Christine Stuart / ctnewsjunkie file photo
A horizontal crack in the foundation of Maggie and Vincent Perracchio’s home in Willington (Christine Stuart / ctnewsjunkie file photo)

WILLINGTON, CT—Even as dozens of homes with crumbling foundations are repaired this summer through state funding, hundreds or thousands more will await a fix indefinitely while their value to the homeowner is cut almost in half.

Since 2016, property owners have been able to apply to have their assessments and property tax bills lowered temporarily to account for the sudden loss in value that follows the discovery of the mineral pyrrhotite in their foundations.

A handful of medium-to-small towns now have seen up to $8 million in losses on their taxable property lists, and the subsequent dip in tax collections is beginning to show up in their budgets.

“It’s going to catch up to us,” Willington First Selectman Erika Wiecenski, said. “We were fortunate to not have to increase our mill rate this year, but I know it’s not going to be sustainable. An increase in taxes is going to have to happen in order to keep what we have and to do any major capital projects.”

As a result, towns will share in their residents’ struggles through the heartbreaking and costly foundation crisis, she said.

“We’re in this together. What affects our homeowners affects everything we do in our town,” Wiecenski said. “There’s continuing, ongoing discussions on what we can do and how we can help.”

Municipal leaders have long worried about their reliance on property taxes to pay for services, and a yearly reduction in tax collections is yet another challenge on top of the constant threat of massive reductions in state aid, Tolland Town Council Chairman William Eccles, said.

“The impact on our budget is roughly $100,000 in lost revenues every year,” Eccles said. “The problem we’re having is that we don’t have a way of estimating the cap on that number. We can’t even really prepare for it.”

He said ideally the number would stay about the same from year to year as foundations are repaired and each property’s true value goes back onto the tax rolls, but there’s no way to estimate how many failing foundations will be identified or how many homeowners will apply for tax relief.

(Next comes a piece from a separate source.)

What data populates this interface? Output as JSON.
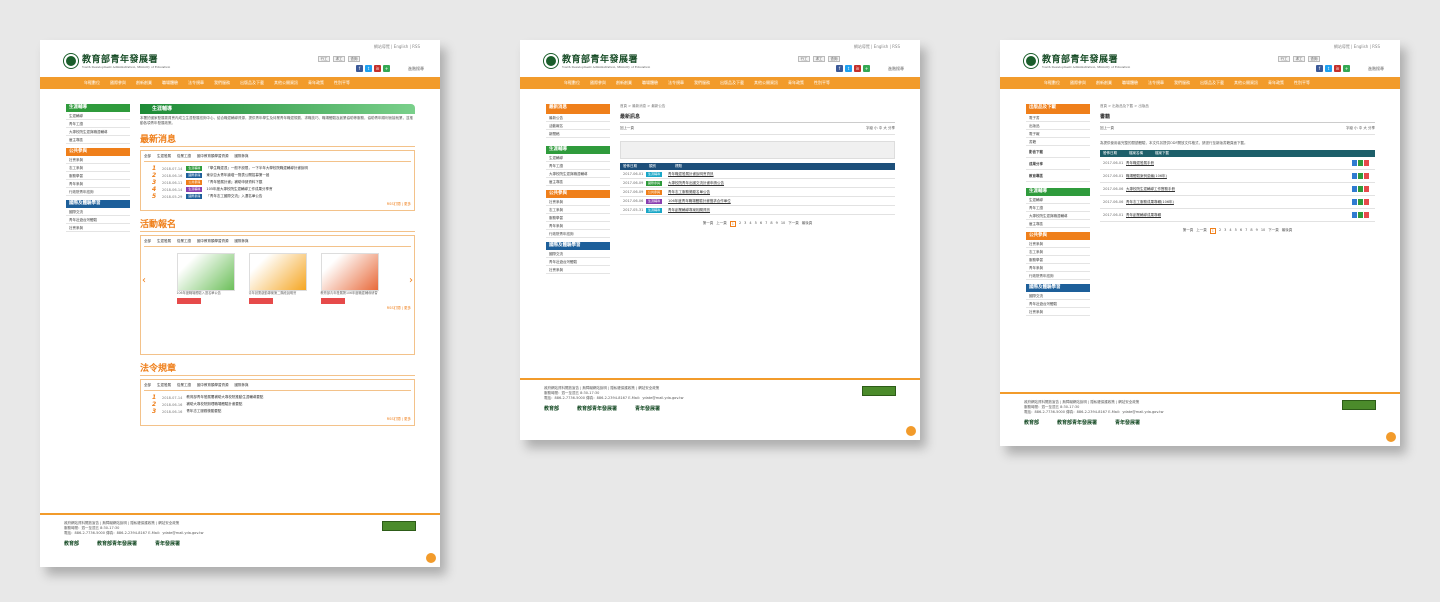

“It’s a concerning problem, but it terms of magnitude it’s a constant as opposed to a compounding loss right now,” Eccles said.

Tolland’s $56.77 million 2019-20 budget included an expected 3.26 percent increase in tax collections, so the town is likely able to absorb the foundation-related decrease in the current fiscal year. But since 2016, the total tax loss in Tolland has been a bit over $375,000 from 137 properties approved for an assessment reduction, Tax Assessor Jason Lawrence said.

The Capital Region Council of Governments, which has provided funding to get foundations tested for the presence of pyrrhotite, said so far 21 towns have reduced assessments on properties with affected foundations..

“Overall in the region we’re close to $48 million in reductions in the Grand Lists, and that affects the tax revenue,” Pauline Yoder, municipal services director at the Capital Region Council of Governments, said. “It’s a challenge for towns, especially as you see the trends because they know not everybody has come forward yet. You’re talking about $1.7 million to $1.8 million in revenue loss in the region, and that’s not insignificant.”

Data provided by CRCOG says three towns — South Windsor, Vernon and Tolland — have lost more than $8 million each through reduced assessments from crumbling foundations. Manchester’s reduction is $5.6 million, and Willington’s is $3.3 million. Ellington, Stafford, Ashford, Coventry and Somers all have had their Grand List values reduced by $1.2 million to $2.9 million, CRCOG’s data shows.

“It’s a great deal of money, and we’re only just getting into it,” Lyle Wray, CRCOG’s executive director, said.

The state estimates that there could be 35,000 or more homes in Connecticut whose concrete foundations contain pyrrhotite, a mineral that causes the concrete to crack and crumble over time.

The problem concrete was included in homes built between 1983 and 2015, and came from the now-defunct JJ Mottes Concrete Company in Stafford, the state said. The pyrrhotite was present in material the company processed from a Willington quarry that no longer supplies home construction. Foundations with pyrrhotite must be fully replaced in order to be repaired, a costly, weeks-long process that usually involves raising a home off its old foundation and pouring a new one.

State-funded captive insurer Connecticut Foundation Solutions Indemnity Company, Inc. has received nearly 1,000 applications for repair funding. The company announced recently that its total liability will soon reach the maximum state funding amount of $121.6 million.

Repairs were underway at more than 90 homes in the state as of Aug. 5, said Michael Maglaras, superintendent of the CFSIC, and another 61 are already approved for funding once the next round of state bonding is released later this year.